> [Task to carry out] I would like each line of the data that holds the word "icon" copied out.

#####

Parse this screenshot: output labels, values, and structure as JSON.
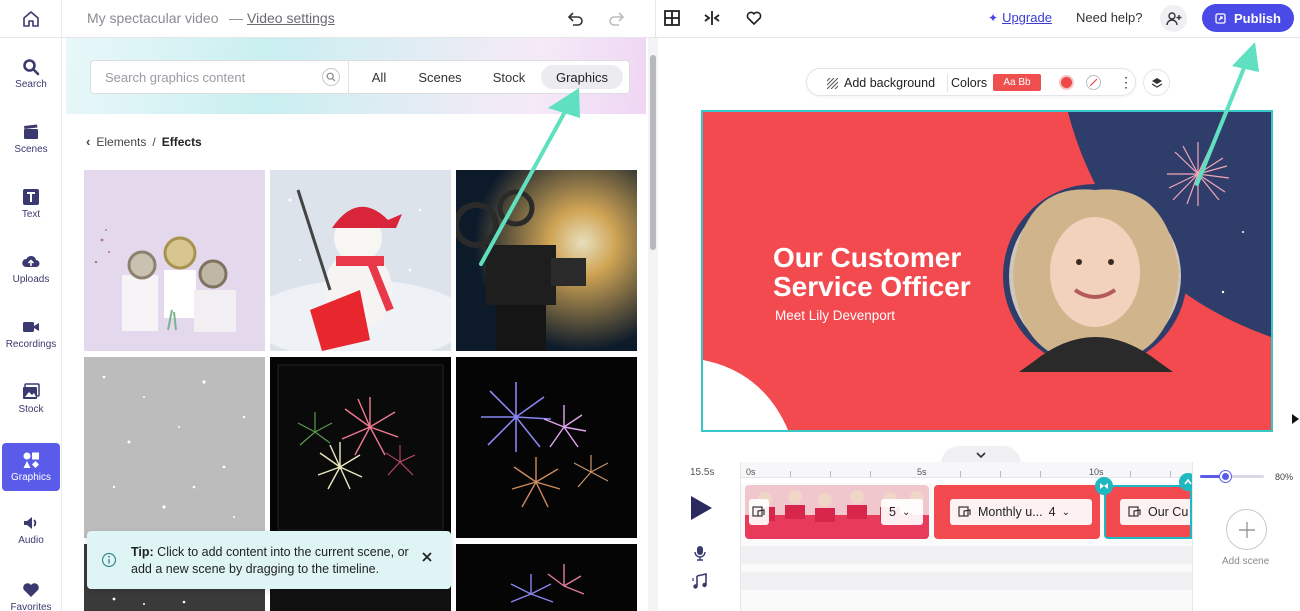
{
  "topbar": {
    "project_title": "My spectacular video",
    "separator": "—",
    "video_settings": "Video settings",
    "upgrade": "Upgrade",
    "need_help": "Need help?",
    "publish": "Publish"
  },
  "rail": {
    "items": [
      {
        "label": "Search",
        "icon": "search-icon"
      },
      {
        "label": "Scenes",
        "icon": "clapperboard-icon"
      },
      {
        "label": "Text",
        "icon": "text-icon"
      },
      {
        "label": "Uploads",
        "icon": "cloud-upload-icon"
      },
      {
        "label": "Recordings",
        "icon": "camera-icon"
      },
      {
        "label": "Stock",
        "icon": "image-icon"
      },
      {
        "label": "Graphics",
        "icon": "shapes-icon",
        "active": true
      },
      {
        "label": "Audio",
        "icon": "speaker-icon"
      },
      {
        "label": "Favorites",
        "icon": "heart-icon"
      }
    ]
  },
  "panel": {
    "search_placeholder": "Search graphics content",
    "tabs": [
      {
        "label": "All"
      },
      {
        "label": "Scenes"
      },
      {
        "label": "Stock"
      },
      {
        "label": "Graphics",
        "active": true
      }
    ],
    "breadcrumb": {
      "parent": "Elements",
      "separator": "/",
      "current": "Effects"
    },
    "tip": {
      "bold": "Tip:",
      "text": " Click to add content into the current scene, or add a new scene by dragging to the timeline."
    }
  },
  "stage": {
    "toolbar": {
      "add_background": "Add background",
      "colors": "Colors",
      "font_badge": "Aa Bb"
    },
    "canvas": {
      "title_line1": "Our Customer",
      "title_line2": "Service Officer",
      "subtitle": "Meet Lily Devenport"
    }
  },
  "timeline": {
    "duration": "15.5s",
    "ruler": [
      "0s",
      "5s",
      "10s"
    ],
    "clips": [
      {
        "count": "5"
      },
      {
        "label": "Monthly u...",
        "count": "4"
      },
      {
        "label": "Our Cu"
      }
    ],
    "zoom": "80%",
    "add_scene": "Add scene"
  },
  "colors": {
    "accent": "#4a4ae6",
    "teal": "#38c6c6",
    "scene_red": "#f24a4f",
    "scene_navy": "#2f3d6a"
  }
}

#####

> [Response to the task]
        "icon": "search-icon"
        "icon": "clapperboard-icon"
        "icon": "text-icon"
        "icon": "cloud-upload-icon"
        "icon": "camera-icon"
        "icon": "image-icon"
        "icon": "shapes-icon",
        "icon": "speaker-icon"
        "icon": "heart-icon"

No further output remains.